Click to enlarge:

20-09-09-13

Source: Northern Trust - Daily Global Commentary, September 16, 2009.

Economists surveyed by the The Wall Street Journal are increasingly confident that the U.S. economy is growing again. They predicted that the U.S. will grow at a 3% annual rate in the current quarter - well above the 0.6% forecast they made just three months ago - and will expand at a 2.5% pace in the fourth quarter.

Meanwhile, William White, the highly respected former chief economist at the Bank for International Settlements, warned (via the Financial Times) that government actions to help the economy in the short run may be sowing the seeds for future crises.

Are we going into a W[-shaped recession]? Almost certainly.
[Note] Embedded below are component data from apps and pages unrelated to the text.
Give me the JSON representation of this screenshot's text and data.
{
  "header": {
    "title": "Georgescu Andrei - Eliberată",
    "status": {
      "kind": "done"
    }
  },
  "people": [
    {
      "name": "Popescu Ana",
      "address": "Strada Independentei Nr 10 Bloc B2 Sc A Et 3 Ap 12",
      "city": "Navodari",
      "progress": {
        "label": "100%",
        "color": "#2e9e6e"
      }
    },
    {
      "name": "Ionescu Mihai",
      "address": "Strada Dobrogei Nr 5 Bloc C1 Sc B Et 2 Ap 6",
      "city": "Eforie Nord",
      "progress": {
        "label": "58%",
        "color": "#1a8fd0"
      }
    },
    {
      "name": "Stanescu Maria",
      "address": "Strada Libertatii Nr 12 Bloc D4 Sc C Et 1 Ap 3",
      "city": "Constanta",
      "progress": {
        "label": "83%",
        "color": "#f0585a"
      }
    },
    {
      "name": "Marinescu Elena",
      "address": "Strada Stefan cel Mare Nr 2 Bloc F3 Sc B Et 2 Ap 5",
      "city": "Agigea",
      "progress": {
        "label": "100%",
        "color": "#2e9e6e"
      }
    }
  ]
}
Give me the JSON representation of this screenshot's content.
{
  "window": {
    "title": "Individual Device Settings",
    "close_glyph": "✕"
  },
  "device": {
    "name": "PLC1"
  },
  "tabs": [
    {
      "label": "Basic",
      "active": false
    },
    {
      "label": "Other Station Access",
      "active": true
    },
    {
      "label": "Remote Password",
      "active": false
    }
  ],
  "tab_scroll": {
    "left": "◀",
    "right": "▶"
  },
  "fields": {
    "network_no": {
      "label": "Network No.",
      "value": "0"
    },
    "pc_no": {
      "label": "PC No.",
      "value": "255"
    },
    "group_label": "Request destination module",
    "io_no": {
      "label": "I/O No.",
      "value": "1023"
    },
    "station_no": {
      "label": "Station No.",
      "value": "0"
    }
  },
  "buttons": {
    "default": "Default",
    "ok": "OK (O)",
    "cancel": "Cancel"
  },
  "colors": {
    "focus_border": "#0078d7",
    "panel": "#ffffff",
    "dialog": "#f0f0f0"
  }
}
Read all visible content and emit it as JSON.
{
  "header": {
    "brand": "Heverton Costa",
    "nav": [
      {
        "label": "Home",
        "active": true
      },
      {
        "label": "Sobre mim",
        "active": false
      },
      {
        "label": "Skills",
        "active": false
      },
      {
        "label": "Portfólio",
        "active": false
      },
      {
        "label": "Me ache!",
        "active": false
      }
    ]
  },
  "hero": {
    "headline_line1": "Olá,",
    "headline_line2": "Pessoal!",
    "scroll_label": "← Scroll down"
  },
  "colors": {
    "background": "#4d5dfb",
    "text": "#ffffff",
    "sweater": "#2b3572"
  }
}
Are we going into an L? I would not be in the slightest bit surprised.

White said, referring to the risks of a so-called double-dip recession or a protracted stagnation like Japan suffered in the 1990s.

The only thing that would really surprise me is a rapid and sustainable recovery from the position we’re in.

Week’s economic reports
Click here for the week’s economy in pictures, courtesy of Jake of EconomPic Data.

Date

Time (NYSE:ET)

Statistic

For

Actual

Briefing Forecast

Market Expects

Prior

Sep 15

8:30 AM

Core PPI

Aug

0.2%

0.0%

0.1%

-0.1%

Sep 15

8:30 AM

PPI

Aug

1.7%

1.0%

0.8%

-0.9%

Sep 15

8:30 AM

Retail Sales

Aug

2.7%

2.1%

1.9%

-0.2%

Sep 15

8:30 AM

Retail Sales ex-auto

Aug

1.1%

0.1%

0.4%

-0.5%

Sep 15

8:30 AM

Empire Manufacturing

Sep

18.88

13.00

15.00

12.08

Sep 15

10:00 AM

Business Inventories

Jul

-1.0%

-1.2%

-0.9%

-1.4%

Sep 16

8:30 AM

Core CPI

Aug

0.1%

0.0%

0.1%

0.1%

Sep 16

8:30 AM

CPI

Aug

0.4%

0.2%

0.3%

0.0%

Sep 16

8:30 AM

Current Account

Q2

-98.8B

NA

-92.0B

-104.5B

Sep 16

9:00 AM

Net Long-term TIC Flows

Jul

15.3B

NA

60.0B

90.2B

Sep 16

9:15 AM

Capacity Utilization

Aug

69.6%

69.6%

69.0%

69.0%

Sep 16

9:15 AM

Industrial Production

Aug

0.8%

1.0%

0.6%

1.0%

Sep 16

10:30 AM

Crude Inventories

09/11

-4.73M

NA

NA

-5.91M

Sep 17

8:30 AM

Building Permits

Aug

579K

575K

583K

564K

Sep 17

8:30 AM

Housing Starts

Aug

598K

570K

598K

589K

Sep 17

8:30 AM

Initial Claims

09/12

545K

565K

557K

557K

Sep 17

8:30 AM

Continuing Claims

09/05

6230K

6000K

6100K

6101K

Sep 17

10:00 AM

Philadelphia Fed

Sep

14.1

10.0

8.0

4.2

Click to enlarge

Source: Yahoo Finance, September 18, 2009.

Click here for a summary of Wells Fargo Securities’ weekly economic and financial commentary.

In addition to the interest rate announcement by the FOMC on Wednesday (September 23), U.S. economic data reports for the week include the following:

Monday, September 21
•Leading economic indicators

Tuesday, September 22
•FHFA U.S. Housing Price Index

Wednesday, September 23
•FOMC rate decision

Thursday, September 24
•Initial jobless claims
•Existing home sales

Friday, September 25
•Durable goods orders
•Michigan Sentiment Index
•New home sales

Markets
The performance chart obtained from the Wall Street Journal Online shows how different global financial markets performed during the past week.

Click to enlarge:

20-09-09-14

Source: Wall Street Journal Online, September 18, 2009.

“Success is not final, failure is not fatal: it is the courage to continue that counts,” said Winston Churchill (hat tip: Charles Kirk - do make a point of visiting his excellent site). And isn’t this so true of the investment world where mistakes are the order of the day. Let’s hope the news items and quotes from market commentators included in the “Words from the Wise” review will assist readers of Investment Postcards to overcome the inevitable losing trades and focus on the next money-making opportunity.